- Your heart is directly affected by your lung health. If you have heart problems, you should not be smoking. Both organs are compromised when you smoke. The nicotine in cigarettes constricts blood vessels, making it harder for your body to pump blood and get it into the bones and muscles that need it. This puts additional stress on your heart, organs, and tissues.
- Smoking can impair healing. If you have an orthopedic impairment, particularly back problems, it can be harder for your body to heal if you smoke. For example, if you have back surgery and continue to smoke, your healing is slowed because the capillaries are constricted and the bones and muscles cannot properly heal if the blood cannot be circulated through the damaged area at an optimal rate.

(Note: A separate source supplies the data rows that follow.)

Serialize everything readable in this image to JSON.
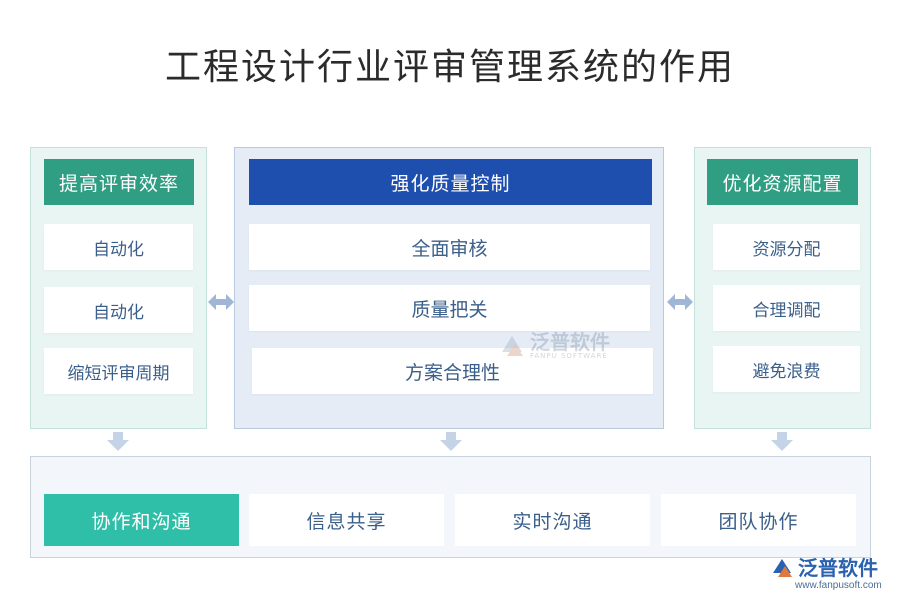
{
  "title": "工程设计行业评审管理系统的作用",
  "left": {
    "header": "提高评审效率",
    "items": [
      "自动化",
      "自动化",
      "缩短评审周期"
    ]
  },
  "middle": {
    "header": "强化质量控制",
    "items": [
      "全面审核",
      "质量把关",
      "方案合理性"
    ]
  },
  "right": {
    "header": "优化资源配置",
    "items": [
      "资源分配",
      "合理调配",
      "避免浪费"
    ]
  },
  "bottom": {
    "items": [
      "协作和沟通",
      "信息共享",
      "实时沟通",
      "团队协作"
    ]
  },
  "watermark": {
    "name": "泛普软件",
    "sub": "FANPU SOFTWARE"
  },
  "brand": {
    "name": "泛普软件",
    "url": "www.fanpusoft.com"
  },
  "colors": {
    "teal_header": "#2f9e83",
    "blue_header": "#1f4fae",
    "active_card": "#2fbfa8",
    "arrow": "#9fb6d6"
  }
}
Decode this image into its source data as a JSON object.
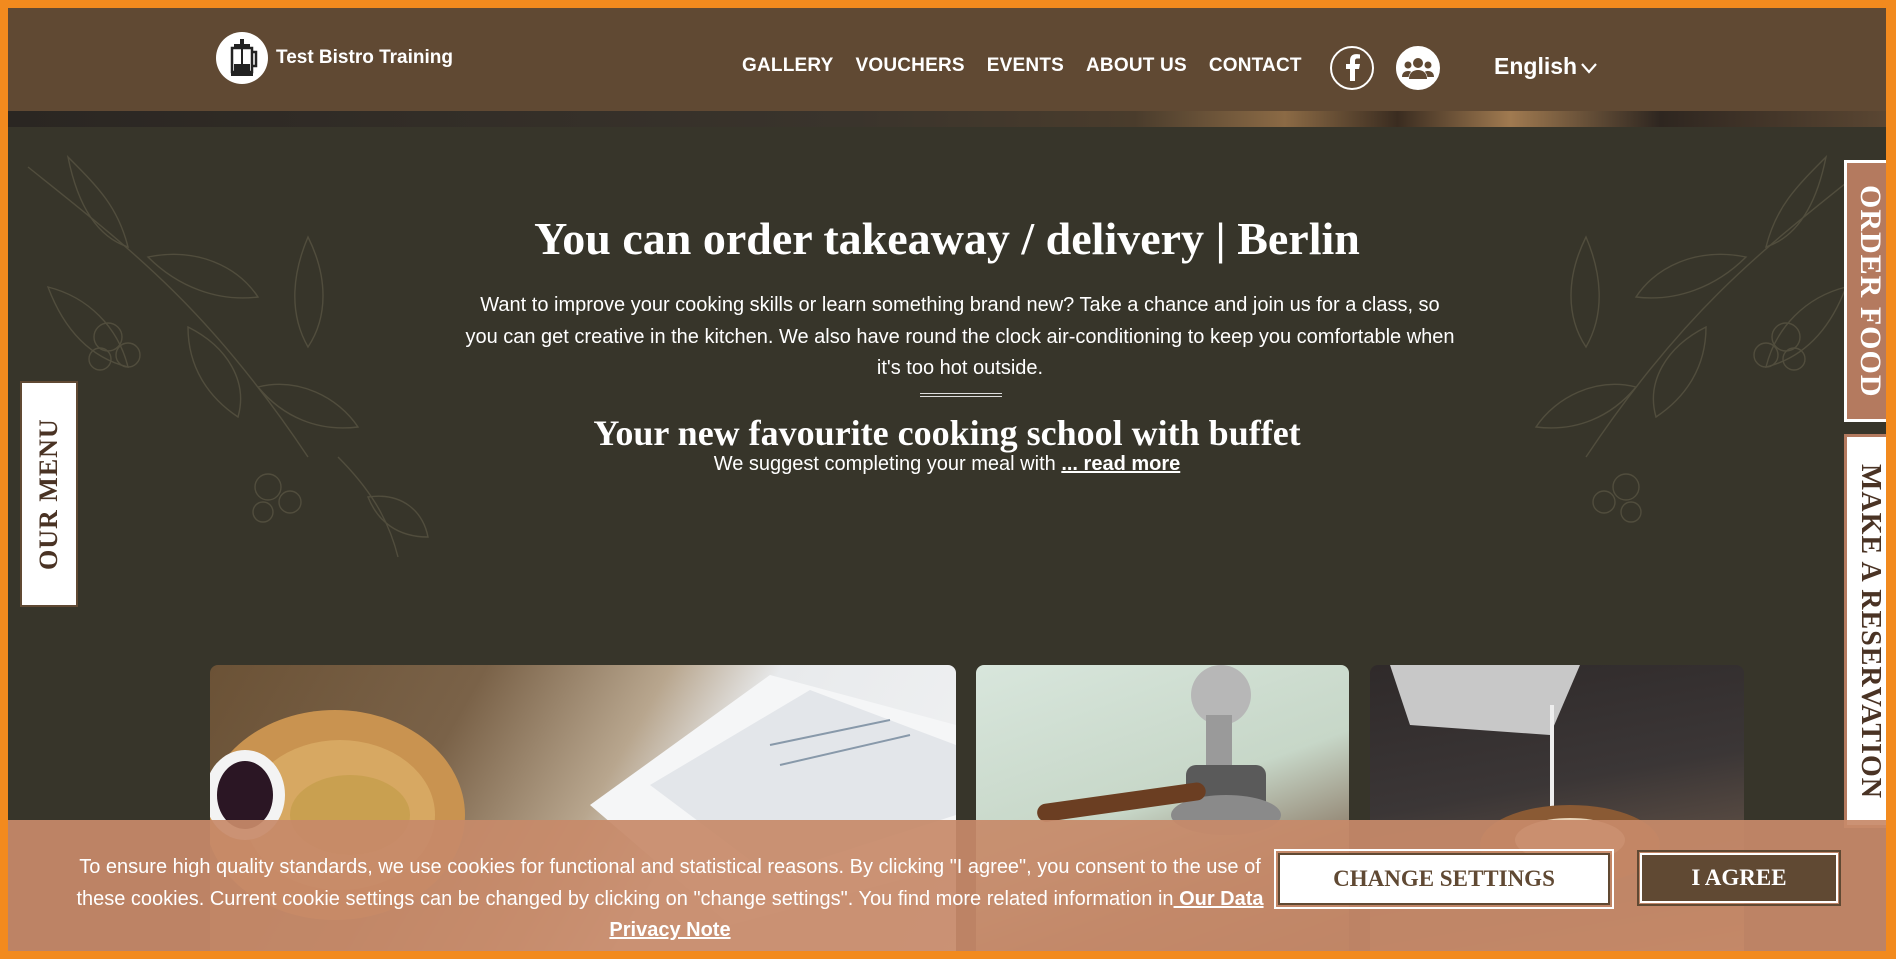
{
  "header": {
    "logo_text": "Test Bistro Training",
    "nav": [
      "GALLERY",
      "VOUCHERS",
      "EVENTS",
      "ABOUT US",
      "CONTACT"
    ],
    "language": "English"
  },
  "hero": {
    "title": "You can order takeaway / delivery | Berlin",
    "intro": "Want to improve your cooking skills or learn something brand new? Take a chance and join us for a class, so you can get creative in the kitchen. We also have round the clock air-conditioning to keep you comfortable when it's too hot outside.",
    "subtitle": "Your new favourite cooking school with buffet",
    "suggest_text": "We suggest completing your meal with ",
    "read_more": "... read more"
  },
  "side_tabs": {
    "menu": "OUR MENU",
    "order": "ORDER FOOD",
    "reservation": "MAKE A RESERVATION"
  },
  "cookie": {
    "text": "To ensure high quality standards, we use cookies for functional and statistical reasons. By clicking \"I agree\", you consent to the use of these cookies. Current cookie settings can be changed by clicking on \"change settings\". You find more related information in",
    "privacy_link": " Our Data Privacy Note",
    "change_settings": "CHANGE SETTINGS",
    "agree": "I AGREE"
  },
  "icons": [
    "french-press-logo-icon",
    "facebook-icon",
    "group-icon",
    "chevron-down-icon"
  ]
}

- Your claim may be denied if smoking caused your disability. In other words, if your smoking is a material reason why you developed your disabling condition, your application for benefits may be denied. For example, if you are a lifetime smoker who is claiming Social Security disability because of emphysema, you may not be eligible for Social Security disability benefits.
- Finally, a reason that many people do not think of and do not realize until told: If you tell the judge that you cannot fill your prescriptions or go to the doctor because you cannot afford it, yet you smoke a pack or two per day, you have basically just told the judge that smoking is more important to you than medical care or your health. An average pack of cigarettes costs more than $6.50 in Texas. If you smoke a pack per day, you are spending almost $200 per month on cigarettes. If the judge does the math on that, he or she will likely assume that your health is not as bad as you say it is because otherwise you would spend that money on medications and/or doctor’s appointments.
If you are suffering from a disabling impairment and believe that you are unable to work because of that impairment, PLEASE STOP SMOKING. Your health and your disability claim will fare better if you do.
by Carl M. Weisbrod Managing Partner of Morgan & Weisbrod, Board Certified in Social Security Disability Law